In a move likened to two rival sports teams playing home games on the same pitch, traders from Chicago’s Mercantile Exchange are moving onto the floor of the Chicago Board of Trade (CBOT) today.
The marriage of convenience has produced the world’s largest and most diverse financial exchange where daily trading averaged US$4.5 trillion in contracts last year. Rival NYSE Euronext averaged US$2.5 trillion.
Chicago has been a global center for derivatives ever since the CBOT began offering the world’s first futures contracts in 1851, based on the likely prices of farming products in the US Midwest.
While the merger was welcomed by most traders as the only way to remain competitive as exchanges around the world formed alliances and launched competing products, working in the same room with their arch rival was a bitter pill for some to swallow.
For more than a century the exchanges were rival fraternities jostling for status, power and customers.
The CBOT was older, better-known and the bastion of the city’s South Side Irishmen. The scrappier Merc, founded in 1898, was dominated by traders from the North Side and managed to grow to twice the CBOT’s daily volume.
Traders drank in different bars and used different hand signals and lingo in the pits.
“If we had proposed it five years earlier, we might have got shot,” former CBOT chairman Charles Carey, who is now the group’s vice chairman, told Forbes magazine.
But in the past five years, traders have seen their pits empty out as electronic trading took over, now accounting for 80 percent of the volume on the combined exchanges.
Over-the-counter trading, which bypasses exchanges entirely, is also threatening their profits.
The Merc was forced to up its bid following a takeover campaign by Intercontinental Exchange (ICE).
The US$9.4 billion merger was completed in July.
An accident of real estate softened the blow for the CBOT. Since it owned its building, the Merc will get out of its lease and move into the CBOT’s stunning art deco landmark a few blocks away.
Construction began in September, a massive undertaking that is still under way.
Phone and data lines have to be moved, trading pit platforms are being shifted around the room and built, and noise has to be kept to a minimum during trading hours.
The Merc’s equities traders will be the first to move today. The commodities traders won’t arrive until May 19.
“It’ll be different. The cultures are different,” said Bill Brannigan, an independent S&P futures broker who joined the Merc in 1977.
“I think we’ll get the looks on the stairs when we open up,” he said. “And lets face it, we are going to their house, so we’re kind of working our way in there.”
Most traders realize the merger is only way to maintain their market share. And merging the floors will hopefully bring new life to the pits.
“It’s this huge, monster room and when they have it up and running at full capacity it’ll be dynamic,” Brannigan said in an interview on the last day he traded at the Merc.

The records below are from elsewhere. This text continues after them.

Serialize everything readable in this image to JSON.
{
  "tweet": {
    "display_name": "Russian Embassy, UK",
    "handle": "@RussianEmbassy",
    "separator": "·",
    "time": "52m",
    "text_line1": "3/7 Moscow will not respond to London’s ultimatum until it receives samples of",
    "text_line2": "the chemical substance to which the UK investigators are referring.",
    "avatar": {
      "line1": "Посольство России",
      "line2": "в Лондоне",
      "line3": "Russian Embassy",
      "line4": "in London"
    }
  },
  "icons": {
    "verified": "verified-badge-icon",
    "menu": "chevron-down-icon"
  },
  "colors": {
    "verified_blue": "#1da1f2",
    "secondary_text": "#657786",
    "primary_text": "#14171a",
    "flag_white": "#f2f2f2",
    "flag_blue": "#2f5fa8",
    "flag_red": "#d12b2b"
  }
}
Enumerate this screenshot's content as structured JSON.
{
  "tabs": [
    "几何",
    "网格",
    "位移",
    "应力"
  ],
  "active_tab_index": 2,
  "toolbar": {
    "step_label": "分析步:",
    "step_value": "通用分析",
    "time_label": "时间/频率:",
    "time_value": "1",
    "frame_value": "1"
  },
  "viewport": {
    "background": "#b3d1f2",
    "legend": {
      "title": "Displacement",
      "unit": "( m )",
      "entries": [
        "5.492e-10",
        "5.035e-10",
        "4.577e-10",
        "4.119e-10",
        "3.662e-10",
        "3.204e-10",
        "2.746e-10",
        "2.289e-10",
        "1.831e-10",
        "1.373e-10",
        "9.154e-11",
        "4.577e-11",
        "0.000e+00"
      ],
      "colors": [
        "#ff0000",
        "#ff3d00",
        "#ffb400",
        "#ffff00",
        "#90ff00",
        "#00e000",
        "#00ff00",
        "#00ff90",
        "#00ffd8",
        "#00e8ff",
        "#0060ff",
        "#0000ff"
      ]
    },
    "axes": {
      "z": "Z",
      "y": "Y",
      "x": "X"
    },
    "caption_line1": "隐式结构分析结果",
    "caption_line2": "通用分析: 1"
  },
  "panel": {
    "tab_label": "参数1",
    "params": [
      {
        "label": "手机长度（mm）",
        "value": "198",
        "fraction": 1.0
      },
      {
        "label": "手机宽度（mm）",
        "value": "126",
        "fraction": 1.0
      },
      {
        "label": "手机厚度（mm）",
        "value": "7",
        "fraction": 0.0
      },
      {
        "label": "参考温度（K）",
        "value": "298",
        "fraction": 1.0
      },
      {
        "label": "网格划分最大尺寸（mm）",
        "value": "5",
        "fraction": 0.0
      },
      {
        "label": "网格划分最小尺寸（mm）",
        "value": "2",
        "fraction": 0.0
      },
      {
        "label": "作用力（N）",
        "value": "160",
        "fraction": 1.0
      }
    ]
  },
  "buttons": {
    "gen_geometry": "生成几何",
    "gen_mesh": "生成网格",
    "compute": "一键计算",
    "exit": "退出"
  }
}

“When they bring people down to that floor it’s going to rejuvenate it. The noise. The noise level’s going to different. It’ll be extremely exciting ... there’s going to be people everywhere,” he said.